JACKSONVILLE, Fla. – The Duval County grand jury on Thursday indicted a 13-year-old boy on a charge of second-degree murder in the June shooting death of a 54-year-old homeless man.
State Attorney Angela Corey said Sharron Townsend, who was 12 when the homicide was committed, will be tried as an adult. If convicted, Townsend faces a minimum of 25 years, but could spend the rest of his life in prison.
Defense attorney Gene Nichols said a lot will be considered before Townsend ever steps foot into the courthouse.
"No matter how many times, he's committed a crime-- he's still a child. He has a child's brain."
For example, his defense will need to consider whether Townsend is even competent to stand trial for a murder charge. They will also look into how his background may have played a role at the time the crime was committed.
"I am sure that we are going to find that it has not been a pleasant life for him under any circumstance, and we're going to find that he has had difficulties. But that doesn't really matter though except potentially for a punishment," said Nichols.
Townsend is accused of shooting and killing a 54-year-old Thomas Trent in a parking lot in 7400 block of 103rd Street on June 28.
Trent's sister, Dawn McNabb, said in a statement she is "grateful" and "glad it's moving forward the way it's going."
Police said Townsend shot Trent (pictured, right) one time in the head, and the arrest report says the boy admitted to shooting him with a .22-caliber gun. Police said the murder weapon was never found.
Investigators said Townsend and Trent did not know each other. Police said the killing appears to be random, as Trent was not robbed. Townsend was identified as one of two boys seen running from the scene in security footage from a nearby business.
Townsend was on probation at the time on a previous arrest for burglary.
Townsend will be moved from the juvenile facility where he has been since his arrest Aug. 1 to the Duval County jail. Sheriff John Rutherford said that while he will be in an adult jail, he will be kept with other juveniles also facing adult charges.
INDICTMENT: State of Florida vs. Sharron Townsend
Corey was asked about trying a 13-year-old in adult court after coming under heated criticism for trying Cristian Fernandez as an adult for murder in the killing of his 2-year-old half brother. Fernandez was also 12 at the time of the crime and became the youngest person ever charged with murder as an adult in Duval County. Fernandez eventually was allowed to plead guilty as a juvenile to manslaughter and aggravated battery charges.
"I said it then, I wouldn't back down, and I'll say it again: We will never back down from seeking justice in the right way by using the right means to protect our public and to properly punish a defendant and fight for justice for our victims," Corey said. "Our juvenile system simply is not ever going to be able to deal with juveniles who commit murder, no matter what changes they make in the system. We just don't have the sentencing options that we need."

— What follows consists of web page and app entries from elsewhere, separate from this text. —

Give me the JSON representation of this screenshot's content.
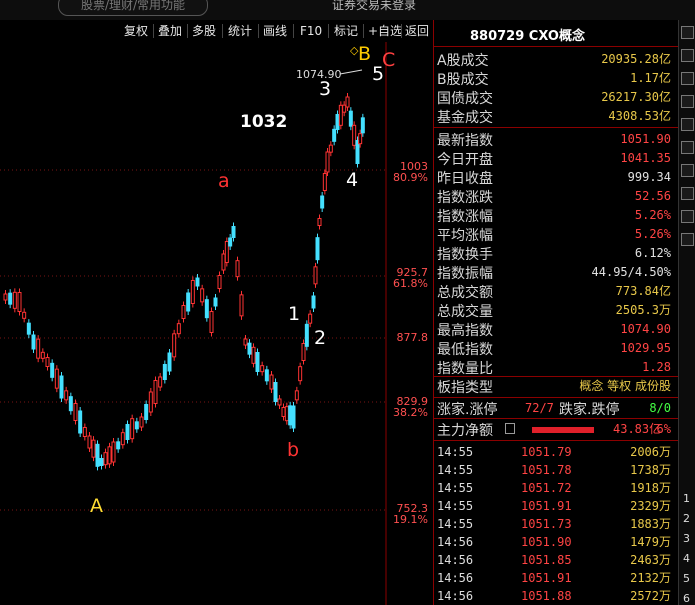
{
  "top": {
    "search_placeholder": "股票/理财/常用功能",
    "status": "证券交易未登录"
  },
  "toolbar": [
    "复权",
    "叠加",
    "多股",
    "统计",
    "画线",
    "F10",
    "标记",
    "+自选",
    "返回"
  ],
  "chart_labels": {
    "peak_price": "1074.90",
    "top_number": "1032",
    "wave_A": "A",
    "wave_a": "a",
    "wave_b": "b",
    "wave_B": "B",
    "wave_C": "C",
    "wave_1": "1",
    "wave_2": "2",
    "wave_3": "3",
    "wave_4": "4",
    "wave_5": "5",
    "diamond": "◇"
  },
  "price_levels": [
    {
      "price": "1003",
      "pct": "80.9%"
    },
    {
      "price": "925.7",
      "pct": "61.8%"
    },
    {
      "price": "877.8",
      "pct": ""
    },
    {
      "price": "829.9",
      "pct": "38.2%"
    },
    {
      "price": "752.3",
      "pct": "19.1%"
    }
  ],
  "panel": {
    "title": "880729 CXO概念",
    "group1": [
      {
        "label": "A股成交",
        "value": "20935.28亿",
        "color": "#e8c84a"
      },
      {
        "label": "B股成交",
        "value": "1.17亿",
        "color": "#e8c84a"
      },
      {
        "label": "国债成交",
        "value": "26217.30亿",
        "color": "#e8c84a"
      },
      {
        "label": "基金成交",
        "value": "4308.53亿",
        "color": "#e8c84a"
      }
    ],
    "group2": [
      {
        "label": "最新指数",
        "value": "1051.90",
        "color": "#ff4444"
      },
      {
        "label": "今日开盘",
        "value": "1041.35",
        "color": "#ff4444"
      },
      {
        "label": "昨日收盘",
        "value": "999.34",
        "color": "#e0e0e0"
      },
      {
        "label": "指数涨跌",
        "value": "52.56",
        "color": "#ff4444"
      },
      {
        "label": "指数涨幅",
        "value": "5.26%",
        "color": "#ff4444"
      },
      {
        "label": "平均涨幅",
        "value": "5.26%",
        "color": "#ff4444"
      },
      {
        "label": "指数换手",
        "value": "6.12%",
        "color": "#e0e0e0"
      },
      {
        "label": "指数振幅",
        "value": "44.95/4.50%",
        "color": "#e0e0e0"
      },
      {
        "label": "总成交额",
        "value": "773.84亿",
        "color": "#e8c84a"
      },
      {
        "label": "总成交量",
        "value": "2505.3万",
        "color": "#e8c84a"
      },
      {
        "label": "最高指数",
        "value": "1074.90",
        "color": "#ff4444"
      },
      {
        "label": "最低指数",
        "value": "1029.95",
        "color": "#ff4444"
      },
      {
        "label": "指数量比",
        "value": "1.28",
        "color": "#ff4444"
      }
    ],
    "sector": {
      "label": "板指类型",
      "value": "概念 等权 成份股"
    },
    "updown": {
      "label1": "涨家.涨停",
      "val1": "72/7",
      "label2": "跌家.跌停",
      "val2": "8/0"
    },
    "mainflow": {
      "label": "主力净额",
      "value": "43.83亿",
      "pct": "6%"
    },
    "ticks": [
      {
        "time": "14:55",
        "price": "1051.79",
        "vol": "2006万"
      },
      {
        "time": "14:55",
        "price": "1051.78",
        "vol": "1738万"
      },
      {
        "time": "14:55",
        "price": "1051.72",
        "vol": "1918万"
      },
      {
        "time": "14:55",
        "price": "1051.91",
        "vol": "2329万"
      },
      {
        "time": "14:55",
        "price": "1051.73",
        "vol": "1883万"
      },
      {
        "time": "14:56",
        "price": "1051.90",
        "vol": "1479万"
      },
      {
        "time": "14:56",
        "price": "1051.85",
        "vol": "2463万"
      },
      {
        "time": "14:56",
        "price": "1051.91",
        "vol": "2132万"
      },
      {
        "time": "14:56",
        "price": "1051.88",
        "vol": "2572万"
      }
    ]
  },
  "sidebar_numbers": [
    "1",
    "2",
    "3",
    "4",
    "5",
    "6"
  ],
  "colors": {
    "up": "#ff3333",
    "down": "#44e0ff",
    "accent": "#ffcc00",
    "border": "#8b0000"
  }
}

An arraignment date for Townsend was not set on Thursday, but it will likely be the first week of November.
"It's difficult for the sheriff and I to stand here and tell you that now twice in the past three years we've indicted two juveniles this young for committing murder," Corey said.
She said at the same time police were getting ready to arrest Townsend, another 13-year-old boy in South Florida was also arrested and accused of killing another homeless man.
"The irony was stunning at the time and remains stunning," Corey said. "And recently you are probably aware that a 10-year-old was arrested in Pennsylvania and put into adult court for killing a 90-year-old."
Pennsylvania law says a child who commits murder is automatically put into adult court. Corey said the decision in Florida is left to the state attorney. She said charging Townsend as an adult is appropriate.
Attorney Rhonda Peoples-Waters notes the rise in young teens who are committing these violent acts.
"It does say about our society that our children are being exposed to guns and violence and that kind of corresponds to what we're hearing about guns in our school system," said Waters.
"It's not always a popular decision, but it's always the right legal, moral and ethical decision," Corey said.
Fernandez was allowed to stay in the Juvenile Detention Center until he turns 19.
Rutherford said Townsend will be able to continue his education in a school inside the jail for juveniles. He will also have recreation.